Marriage automatically revokes a Will

Many people do not realise that getting married (or entering into a civil partnership) automatically revokes an existing Will. This means that once you marry, any Will made previously (that wasn’t specifically made in contemplation of that marriage) will become invalid.

It is the Wills Act 1837 that invalidates Wills made prior to marriage. The Act is based on the principle that marriage is such a significant event in a person’s life that it substantially changes their personal relationships and financial circumstances to the extent that the provisions of any previous Will should be ignored.

What happens if my Will is invalid?

If you do not have a valid Will, your estate will be dealt with under the intestacy rules. Those rules are complicated and your assets might not end up with the people you wanted to leave them to.

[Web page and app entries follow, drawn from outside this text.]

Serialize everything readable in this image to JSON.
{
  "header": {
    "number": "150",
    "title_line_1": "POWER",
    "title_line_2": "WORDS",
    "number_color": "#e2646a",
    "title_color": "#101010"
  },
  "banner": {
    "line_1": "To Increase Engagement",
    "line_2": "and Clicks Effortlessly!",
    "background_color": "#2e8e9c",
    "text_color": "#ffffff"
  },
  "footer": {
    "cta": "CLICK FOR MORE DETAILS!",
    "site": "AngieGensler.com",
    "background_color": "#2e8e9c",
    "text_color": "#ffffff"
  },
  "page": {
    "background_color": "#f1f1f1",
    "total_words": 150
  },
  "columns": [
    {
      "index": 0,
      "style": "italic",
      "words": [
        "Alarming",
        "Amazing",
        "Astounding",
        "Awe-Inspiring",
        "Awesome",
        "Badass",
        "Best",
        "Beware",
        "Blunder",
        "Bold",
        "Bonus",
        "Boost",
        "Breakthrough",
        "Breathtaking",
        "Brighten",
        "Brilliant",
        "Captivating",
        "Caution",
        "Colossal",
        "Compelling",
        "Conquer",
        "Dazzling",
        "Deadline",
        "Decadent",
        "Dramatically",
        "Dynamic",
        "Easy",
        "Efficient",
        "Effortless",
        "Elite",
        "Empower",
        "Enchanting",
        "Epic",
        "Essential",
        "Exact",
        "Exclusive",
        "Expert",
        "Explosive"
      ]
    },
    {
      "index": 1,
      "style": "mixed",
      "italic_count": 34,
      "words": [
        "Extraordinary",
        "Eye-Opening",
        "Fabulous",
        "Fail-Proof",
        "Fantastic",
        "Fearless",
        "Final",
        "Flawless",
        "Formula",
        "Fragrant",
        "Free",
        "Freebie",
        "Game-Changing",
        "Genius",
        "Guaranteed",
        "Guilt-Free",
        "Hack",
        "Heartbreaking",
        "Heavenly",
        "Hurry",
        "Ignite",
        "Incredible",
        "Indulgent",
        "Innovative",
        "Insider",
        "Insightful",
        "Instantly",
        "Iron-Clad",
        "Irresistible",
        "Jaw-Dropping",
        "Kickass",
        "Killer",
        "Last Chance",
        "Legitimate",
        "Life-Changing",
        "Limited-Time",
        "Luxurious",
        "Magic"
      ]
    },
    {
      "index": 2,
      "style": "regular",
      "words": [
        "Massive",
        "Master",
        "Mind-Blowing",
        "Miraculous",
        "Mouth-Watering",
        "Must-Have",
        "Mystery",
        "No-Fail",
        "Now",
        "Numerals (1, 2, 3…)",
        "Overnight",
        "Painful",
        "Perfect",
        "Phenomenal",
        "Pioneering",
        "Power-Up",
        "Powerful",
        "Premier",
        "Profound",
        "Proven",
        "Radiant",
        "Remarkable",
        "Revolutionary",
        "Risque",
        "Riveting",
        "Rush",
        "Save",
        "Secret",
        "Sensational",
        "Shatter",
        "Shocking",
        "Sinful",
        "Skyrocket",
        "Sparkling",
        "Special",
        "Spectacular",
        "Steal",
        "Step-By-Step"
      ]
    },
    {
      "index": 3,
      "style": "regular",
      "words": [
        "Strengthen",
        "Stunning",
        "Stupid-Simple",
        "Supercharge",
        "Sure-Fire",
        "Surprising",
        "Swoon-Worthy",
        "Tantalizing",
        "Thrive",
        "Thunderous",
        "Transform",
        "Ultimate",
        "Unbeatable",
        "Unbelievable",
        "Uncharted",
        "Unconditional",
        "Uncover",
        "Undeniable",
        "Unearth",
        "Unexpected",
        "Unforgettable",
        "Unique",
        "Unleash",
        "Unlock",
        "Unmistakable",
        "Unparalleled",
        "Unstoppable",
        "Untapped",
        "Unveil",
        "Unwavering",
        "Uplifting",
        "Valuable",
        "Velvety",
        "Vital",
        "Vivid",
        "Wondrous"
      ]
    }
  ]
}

People often assume that without a Will everything will pass to their spouse or civil partner, but this is not always the case, particularly if you have children.

With second marriages and blended families becoming increasingly common, it is particularly important to consider what impact the intestacy rules may have on any children from a previous marriage who could potentially lose out on their intended inheritance. The only way to ensure that this happens is by making a new Will.

An exception to the general rule that getting married revokes a Will

An exception to the automatic revocation principle is when a Will is made in contemplation of marriage to a specific person where your intention is for the Will to remain in force once that marriage has taken place.

In these circumstances the Will remains valid after the marriage. However the rules are highly technical and specialist legal advice should always be sought.

How we can help

If you are about to get married or have recently got married without making a new Will then give us a call. We can take stock of your assets and assess how you can best provide for the important people in your life.

Telephone 0808 139 1606 or alternatively email us at [email protected]